715 Broadway, 12th Floor, Room 1221
Please join the Department of Biostatistics for a Seminar Series featuring Dr. Yongzhao Shao, who will deliver a presentation on integrated regression analysis.
Multi-group studies are increasingly used to borrow strength from multiple centers to obtain broadly generalizable findings including regression-based predictive models. However, among the often numerous predictors, some of them are nonlinear with differential distributions among centers leading to group composition heterogeneities. Also, novel biomarkers are measured using different emerging technical platforms producing not-directly-comparable data between centers. Data incoherence and heterogeneous group composition can lead to biases in covariates and misleading or contradictory findings for the conventional pooled data analysis. In this talk, we introduce a new regression analysis for multi-group studies via systems of partially linear models (SPLMs) with integrated data harmonization using latent construct to make measurements comparable across centers and eliminate potential biases in covariates. The SPLMs allow the nonparametric component to be infinite dimensional in some Reproducing Kernel Hilbert Space to account for potentially complicated nonlinear predictors. A constrained regularization method is introduced with variable selection capacity to filter out non-informative predictors, and consistently estimate effects of selected predictors. In particular, when the effects of predictors are all homogeneous, the SPLMs can automatically reduce to one single predictive model which facilitates unified predictions for all groups. The proposed method is easy to implement with a fast computing algorithm as illustrated using a study on Alzheimer's disease. This talk is based on joint research with Lei Yang at NYU School of Medicine.
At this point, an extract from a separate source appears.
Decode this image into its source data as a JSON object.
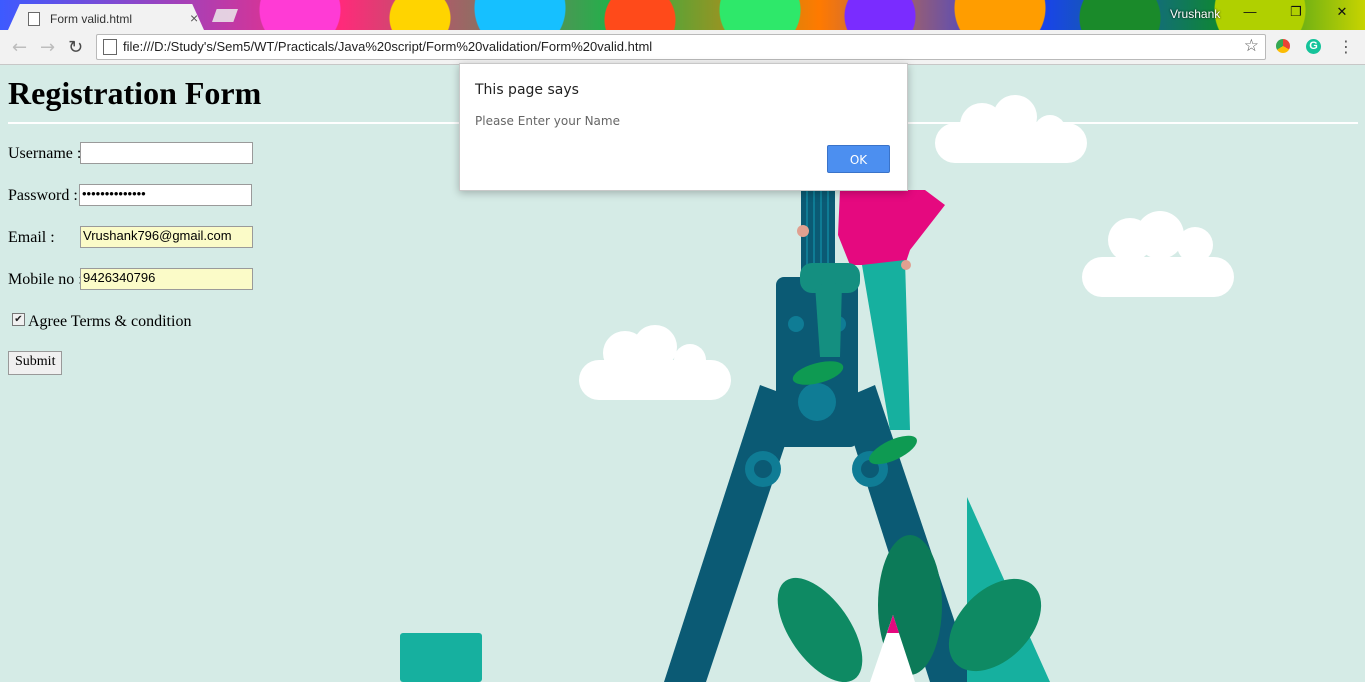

Dr. Yongzhao Shao is a professor in the Division of Biostatistics, Department of Population Health and Department of Environmental Medicine at NYU School of Medicine. He is an elected fellow of the American Statistical Association. His current research interest includes developing and evaluating risk prediction models in precision medicine for cancers and Alzheimer’s disease and developing methods for studying effects of environmental exposures on diseases.
Registration required to attend.